◆ RECORDS FOR PROCESSING
■ ■ ■ ■ ■

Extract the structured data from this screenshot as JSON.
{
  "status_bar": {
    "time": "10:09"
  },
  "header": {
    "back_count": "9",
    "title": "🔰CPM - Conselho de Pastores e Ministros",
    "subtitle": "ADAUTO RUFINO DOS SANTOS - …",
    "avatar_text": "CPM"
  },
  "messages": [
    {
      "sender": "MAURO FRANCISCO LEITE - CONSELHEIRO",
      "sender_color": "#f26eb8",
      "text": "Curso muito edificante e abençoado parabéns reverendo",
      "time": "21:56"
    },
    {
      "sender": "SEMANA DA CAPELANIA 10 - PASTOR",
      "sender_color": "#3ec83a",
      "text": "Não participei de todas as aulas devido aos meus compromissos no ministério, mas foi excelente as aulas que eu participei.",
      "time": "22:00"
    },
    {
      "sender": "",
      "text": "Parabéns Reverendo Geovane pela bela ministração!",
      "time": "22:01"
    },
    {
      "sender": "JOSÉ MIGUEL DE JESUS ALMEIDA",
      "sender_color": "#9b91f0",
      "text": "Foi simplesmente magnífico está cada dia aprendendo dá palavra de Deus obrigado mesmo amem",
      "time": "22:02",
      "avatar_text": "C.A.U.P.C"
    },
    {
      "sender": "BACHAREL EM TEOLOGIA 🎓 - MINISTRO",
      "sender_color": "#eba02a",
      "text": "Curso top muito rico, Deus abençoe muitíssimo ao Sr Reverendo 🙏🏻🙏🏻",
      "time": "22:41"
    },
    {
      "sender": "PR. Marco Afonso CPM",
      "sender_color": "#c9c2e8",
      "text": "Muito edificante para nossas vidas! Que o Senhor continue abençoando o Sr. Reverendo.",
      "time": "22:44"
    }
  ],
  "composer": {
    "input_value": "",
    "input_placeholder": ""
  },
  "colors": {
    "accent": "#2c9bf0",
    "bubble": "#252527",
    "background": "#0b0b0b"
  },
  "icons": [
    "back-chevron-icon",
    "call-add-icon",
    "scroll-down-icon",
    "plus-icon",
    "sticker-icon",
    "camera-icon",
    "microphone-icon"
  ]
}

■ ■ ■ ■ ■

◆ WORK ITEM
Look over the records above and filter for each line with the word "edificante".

◆ EXPECTED OUTPUT
      "text": "Curso muito edificante e abençoado parabéns reverendo",
      "text": "Muito edificante para nossas vidas! Que o Senhor continue abençoando o Sr. Reverendo.",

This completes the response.